• EXERCISE
Lines with the word "company": copy all of them from the entries below.

(Stored data)
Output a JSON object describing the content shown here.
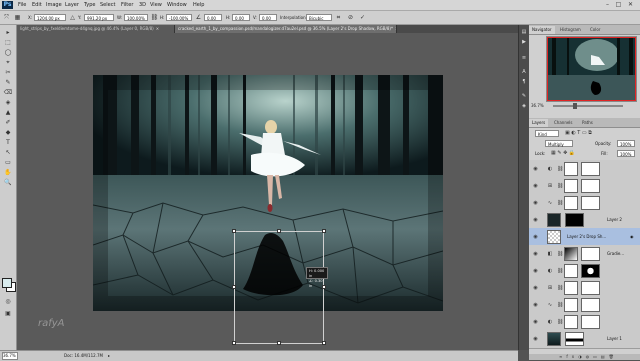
{
  "app": {
    "logo": "Ps"
  },
  "menu": [
    "File",
    "Edit",
    "Image",
    "Layer",
    "Type",
    "Select",
    "Filter",
    "3D",
    "View",
    "Window",
    "Help"
  ],
  "window_controls": {
    "minimize": "–",
    "maximize": "□",
    "close": "✕"
  },
  "options_bar": {
    "x_label": "X:",
    "x_value": "1204.00 px",
    "y_label": "Y:",
    "y_value": "991.20 px",
    "w_label": "W:",
    "w_value": "100.00%",
    "h_label": "H:",
    "h_value": "-100.00%",
    "angle_value": "0.00",
    "hskew_label": "H:",
    "hskew_value": "0.00",
    "vskew_label": "V:",
    "vskew_value": "0.00",
    "interpolation_label": "Interpolation:",
    "interpolation_value": "Bicubic",
    "cancel_icon": "⊘",
    "commit_icon": "✓"
  },
  "tabs": [
    {
      "title": "light_strips_by_fxeldiemtome-d4gnq.jpg @ 46.4% (Layer 0, RGB/8)",
      "close": "×",
      "active": false
    },
    {
      "title": "cracked_earth_1_by_compassion.psd/mandalogizer.d7au2el.psd @ 36.5% (Layer 2's Drop Shadow, RGB/8)*",
      "close": "×",
      "active": true
    }
  ],
  "transform_readout": {
    "line1": "H: 0.000 in",
    "line2": "∠: 0.30° in"
  },
  "watermark": "rafyA",
  "status": {
    "zoom": "36.7%",
    "doc": "Doc: 16.4M/112.7M",
    "arrow": "▸"
  },
  "navigator": {
    "tabs": [
      "Navigator",
      "Histogram",
      "Color"
    ],
    "zoom": "36.7%"
  },
  "layers_panel": {
    "tabs": [
      "Layers",
      "Channels",
      "Paths"
    ],
    "kind_label": "Kind",
    "blend_mode": "Multiply",
    "opacity_label": "Opacity:",
    "opacity_value": "100%",
    "lock_label": "Lock:",
    "fill_label": "Fill:",
    "fill_value": "100%",
    "layers": [
      {
        "name": "",
        "icon": "◐",
        "thumb": "white",
        "mask": "white",
        "selected": false
      },
      {
        "name": "",
        "icon": "⊞",
        "thumb": "white",
        "mask": "white",
        "selected": false
      },
      {
        "name": "",
        "icon": "∿",
        "thumb": "white",
        "mask": "white",
        "selected": false
      },
      {
        "name": "Layer 2",
        "icon": "",
        "thumb": "dark",
        "mask": "black",
        "selected": false
      },
      {
        "name": "Layer 2's Drop Sh...",
        "icon": "",
        "thumb": "checker",
        "mask": "",
        "selected": true
      },
      {
        "name": "Gradie...",
        "icon": "◧",
        "thumb": "gradient",
        "mask": "white",
        "selected": false
      },
      {
        "name": "",
        "icon": "◐",
        "thumb": "white",
        "mask": "black-spot",
        "selected": false
      },
      {
        "name": "",
        "icon": "⊞",
        "thumb": "white",
        "mask": "white",
        "selected": false
      },
      {
        "name": "",
        "icon": "∿",
        "thumb": "white",
        "mask": "white",
        "selected": false
      },
      {
        "name": "",
        "icon": "◐",
        "thumb": "white",
        "mask": "white",
        "selected": false
      },
      {
        "name": "Layer 1",
        "icon": "",
        "thumb": "photo",
        "mask": "white-strip",
        "selected": false
      }
    ],
    "footer_icons": [
      "∞",
      "fx",
      "◑",
      "◍",
      "▭",
      "▤",
      "🗑"
    ]
  },
  "tools": [
    "▸",
    "⬚",
    "◯",
    "⌖",
    "✂",
    "✎",
    "⌫",
    "◈",
    "▲",
    "✐",
    "◆",
    "T",
    "↖",
    "▭",
    "✋",
    "🔍"
  ],
  "colors": {
    "fg": "#d9ecee",
    "bg": "#ffffff",
    "selected_layer": "#a9bfe0"
  }
}
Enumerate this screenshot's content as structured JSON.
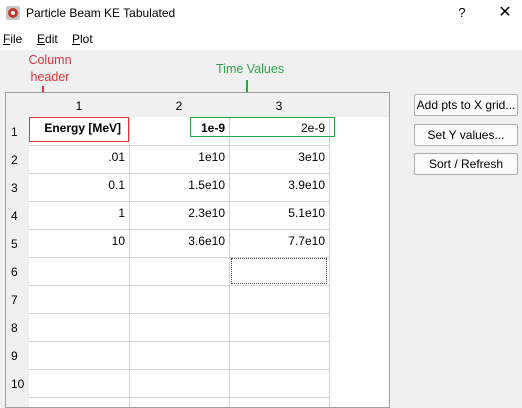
{
  "window": {
    "title": "Particle Beam KE Tabulated",
    "help_label": "?",
    "close_label": "✕",
    "icon": "app-logo-icon"
  },
  "menu": {
    "file_first": "F",
    "file_rest": "ile",
    "edit_first": "E",
    "edit_rest": "dit",
    "plot_first": "P",
    "plot_rest": "lot"
  },
  "annotations": {
    "column_header_line1": "Column",
    "column_header_line2": "header",
    "time_values": "Time Values",
    "red_color": "#e0323c",
    "green_color": "#2ca34a"
  },
  "table": {
    "col_headers": [
      "1",
      "2",
      "3"
    ],
    "row_headers": [
      "1",
      "2",
      "3",
      "4",
      "5",
      "6",
      "7",
      "8",
      "9",
      "10"
    ],
    "rows": [
      [
        "Energy [MeV]",
        "1e-9",
        "2e-9"
      ],
      [
        ".01",
        "1e10",
        "3e10"
      ],
      [
        "0.1",
        "1.5e10",
        "3.9e10"
      ],
      [
        "1",
        "2.3e10",
        "5.1e10"
      ],
      [
        "10",
        "3.6e10",
        "7.7e10"
      ],
      [
        "",
        "",
        ""
      ],
      [
        "",
        "",
        ""
      ],
      [
        "",
        "",
        ""
      ],
      [
        "",
        "",
        ""
      ],
      [
        "",
        "",
        ""
      ]
    ]
  },
  "buttons": {
    "add_pts": "Add pts to X grid...",
    "set_y": "Set Y values...",
    "sort_refresh": "Sort / Refresh"
  }
}
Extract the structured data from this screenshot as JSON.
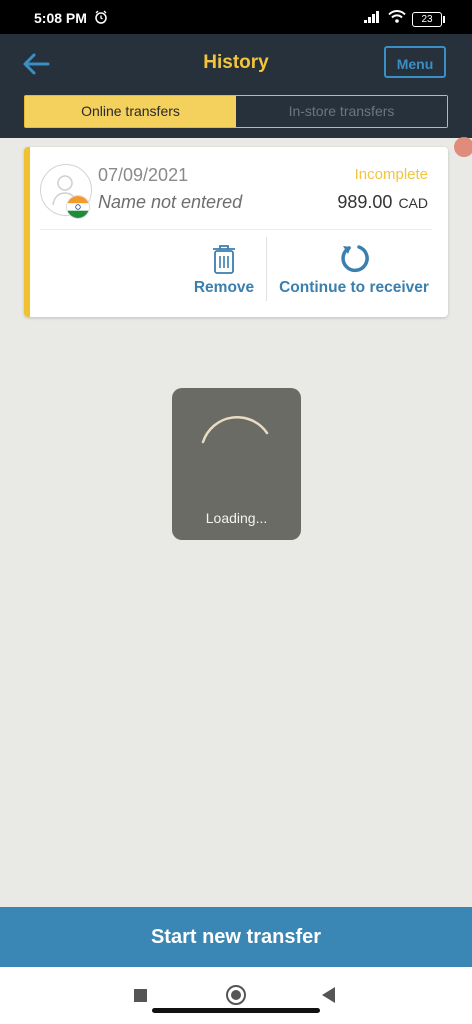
{
  "status_bar": {
    "time": "5:08 PM",
    "battery": "23"
  },
  "header": {
    "title": "History",
    "menu_label": "Menu"
  },
  "tabs": [
    {
      "label": "Online transfers",
      "active": true
    },
    {
      "label": "In-store transfers",
      "active": false
    }
  ],
  "transfer": {
    "date": "07/09/2021",
    "name": "Name not entered",
    "status": "Incomplete",
    "amount": "989.00",
    "currency": "CAD",
    "country_flag": "india-flag",
    "actions": {
      "remove": "Remove",
      "continue": "Continue to receiver"
    }
  },
  "loading": {
    "text": "Loading..."
  },
  "footer": {
    "start_button": "Start new transfer"
  },
  "colors": {
    "header_bg": "#26313b",
    "accent_yellow": "#f2c53d",
    "primary_blue": "#3a86b4"
  }
}
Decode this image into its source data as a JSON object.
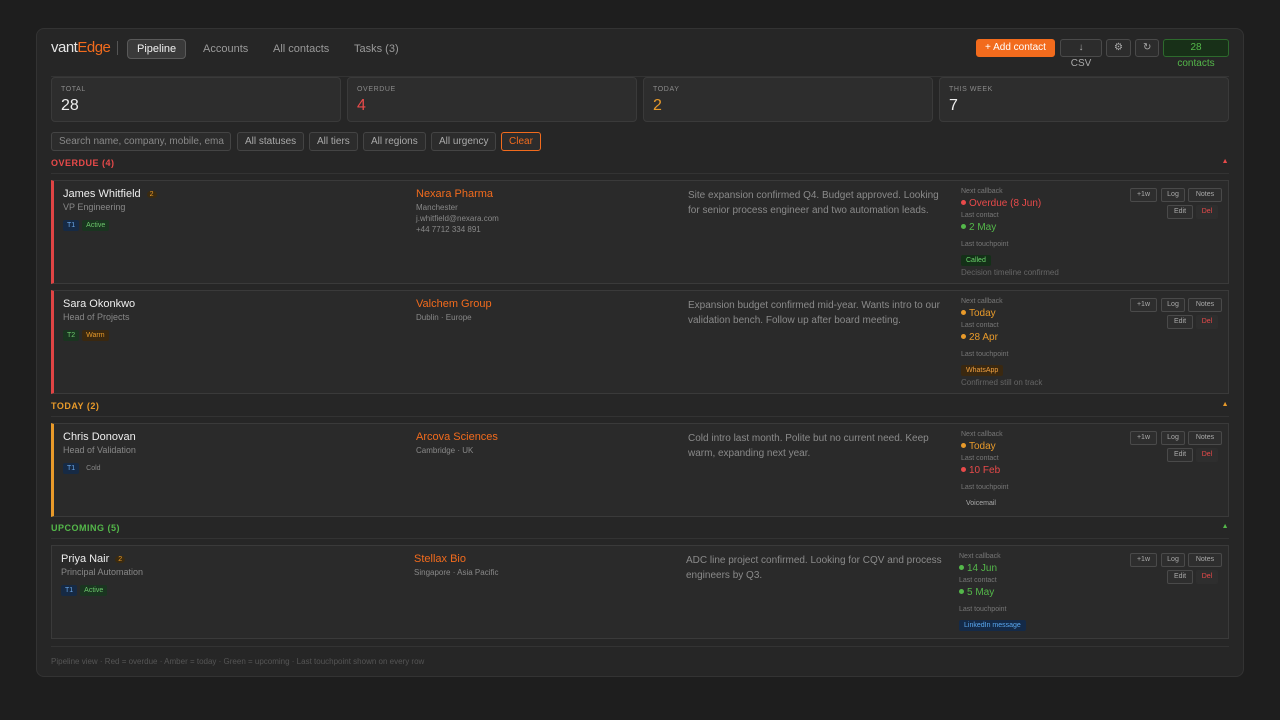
{
  "header": {
    "logo_part1": "vant",
    "logo_part2": "Edge",
    "tabs": [
      "Pipeline",
      "Accounts",
      "All contacts",
      "Tasks (3)"
    ],
    "add_contact": "+ Add contact",
    "csv": "↓ CSV",
    "settings_icon": "⚙",
    "refresh_icon": "↻",
    "contacts_count": "28 contacts"
  },
  "stats": [
    {
      "label": "TOTAL",
      "value": "28"
    },
    {
      "label": "OVERDUE",
      "value": "4"
    },
    {
      "label": "TODAY",
      "value": "2"
    },
    {
      "label": "THIS WEEK",
      "value": "7"
    }
  ],
  "filters": {
    "search_placeholder": "Search name, company, mobile, ema",
    "statuses": "All statuses",
    "tiers": "All tiers",
    "regions": "All regions",
    "urgency": "All urgency",
    "clear": "Clear"
  },
  "sections": {
    "overdue": "OVERDUE (4)",
    "today": "TODAY (2)",
    "upcoming": "UPCOMING (5)",
    "caret": "▲"
  },
  "labels": {
    "next_callback": "Next callback",
    "last_contact": "Last contact",
    "last_touchpoint": "Last touchpoint",
    "plus_week": "+1w",
    "log": "Log",
    "notes": "Notes",
    "edit": "Edit",
    "del": "Del"
  },
  "contacts": [
    {
      "name": "James Whitfield",
      "badge": "2",
      "role": "VP Engineering",
      "tier": "T1",
      "status": "Active",
      "company": "Nexara Pharma",
      "location": "Manchester",
      "email": "j.whitfield@nexara.com",
      "phone": "+44 7712 334 891",
      "note": "Site expansion confirmed Q4. Budget approved. Looking for senior process engineer and two automation leads.",
      "next_callback": "Overdue (8 Jun)",
      "last_contact": "2 May",
      "touchpoint": "Called",
      "touchpoint_note": "Decision timeline confirmed"
    },
    {
      "name": "Sara Okonkwo",
      "role": "Head of Projects",
      "tier": "T2",
      "status": "Warm",
      "company": "Valchem Group",
      "location": "Dublin · Europe",
      "note": "Expansion budget confirmed mid-year. Wants intro to our validation bench. Follow up after board meeting.",
      "next_callback": "Today",
      "last_contact": "28 Apr",
      "touchpoint": "WhatsApp",
      "touchpoint_note": "Confirmed still on track"
    },
    {
      "name": "Chris Donovan",
      "role": "Head of Validation",
      "tier": "T1",
      "status": "Cold",
      "company": "Arcova Sciences",
      "location": "Cambridge · UK",
      "note": "Cold intro last month. Polite but no current need. Keep warm, expanding next year.",
      "next_callback": "Today",
      "last_contact": "10 Feb",
      "touchpoint": "Voicemail"
    },
    {
      "name": "Priya Nair",
      "badge": "2",
      "role": "Principal Automation",
      "tier": "T1",
      "status": "Active",
      "company": "Stellax Bio",
      "location": "Singapore · Asia Pacific",
      "note": "ADC line project confirmed. Looking for CQV and process engineers by Q3.",
      "next_callback": "14 Jun",
      "last_contact": "5 May",
      "touchpoint": "LinkedIn message"
    }
  ],
  "footer": "Pipeline view  ·  Red = overdue  ·  Amber = today  ·  Green = upcoming  ·  Last touchpoint shown on every row",
  "colors": {
    "accent": "#f26b1d",
    "overdue": "#e84a4a",
    "today": "#e89a2a",
    "upcoming": "#54b84a",
    "background": "#1e1e1e"
  }
}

• TASK RESPONSE
    "search_placeholder": "Search name, company, mobile, ema",
      "company": "Nexara Pharma",
      "company": "Valchem Group",
      "company": "Arcova Sciences",
      "company": "Stellax Bio",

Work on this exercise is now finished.